The short answer, if you’re running to catch that late bus home, is yes. But if you’ve got a minute, I’d like to explain why.
To start, it’s important to know what “normal” really means in the context of a laboratory test. In physiology, there is no fixed value for “normal.” There is no single volume or quantity for any lab test that is shared by 51% of the healthy population to establish a standard. Instead, think of lab values as a graph, with each individual value being plotted against a numerical axis. Some will be higher than others, some lower, and still more will cluster towards the middle. But what we call a “normal range” is purely a statistical calculation of the range of values that includes 95% of the population, and which concurrently has a predictive value of 95% that the value for that test in a healthy person will fall within that range. One person’s creatinine may be 1.2, another’s may be 0.6, and both can fall within the normal range for the population as a while. What “normal” means for a particular individual, however, is a different kettle of fish, and differs with height, weight, sex, nutritional status, and a billion other parameters to determine an individual’s number.
Those working in CDI need to understand the difference between population numbers and individual values. A good way to think about it is with an analogy of cardiac risk factors. We know that if we examine an entire population, those who smoke, who are obese, and who have medical conditions such as hypertension and diabetes are more prone to heart attack. However, on an individual basis, risk factors mean nothing. You can have a heart attack with all the risk factors, or with none. Your "normal" person can still have significant disease.

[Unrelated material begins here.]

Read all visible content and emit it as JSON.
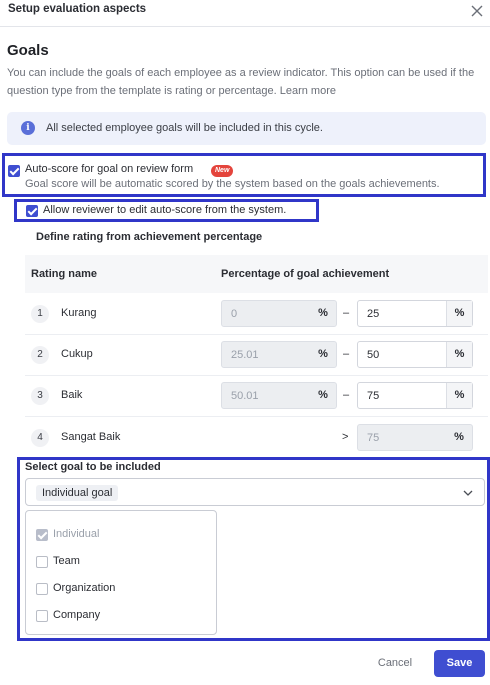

Using AKI as an example, we can clearly see how “normal” values within an individual may actually represent pathology. I happen to use the Kidney Disease Improving Global Outcomes (KDIGO) Clinical Practice Guideline for AKI criteria as my gold standard reference for AKI. One of the definitions of AKI within KDIGO states that AKI can be diagnosed if there is an increase in serum creatinine of > 0.3 mg/dl within 48 hours. Of course, in order to demonstrate change you need to know a baseline, and KDIGO allows you to determine the baseline either from historical values or from the response to treatment. Understanding that everyone’s baseline is different helps explain why two values within the “normal” range, when properly interpreted, can still demonstrate evidence of AKI.
What about the circumstance where the creatinine drops iatrogenically because of aggressive fluid therapy? Maybe it wasn’t AKI after all? That's a question for your clinical validation team, who can look at the gestalt of the chart to get to the answer. But a "normal” creatinine, or before and after values both within the "normal” range, do not preclude the diagnosis of AKI.
I still ask my collegiate son about school, and I still get one-word answers. However, his love of academics is such that now his answers have changed from two letter words to all fours. Higher education in America: Value for money, to be sure.
Editor’s note: Rodenberg is the adult physician advisor for CDI at Baptist Health in Jacksonville, Florida. Contact him at firstname.lastname@example.org or follow his personal blog at writingwithscissors.blogspot.com. Advice given is general. Readers should consult professional counsel for specific legal, ethical, clinical, or coding questions. Opinions expressed are that of the author and do not represent HCPro or ACDIS.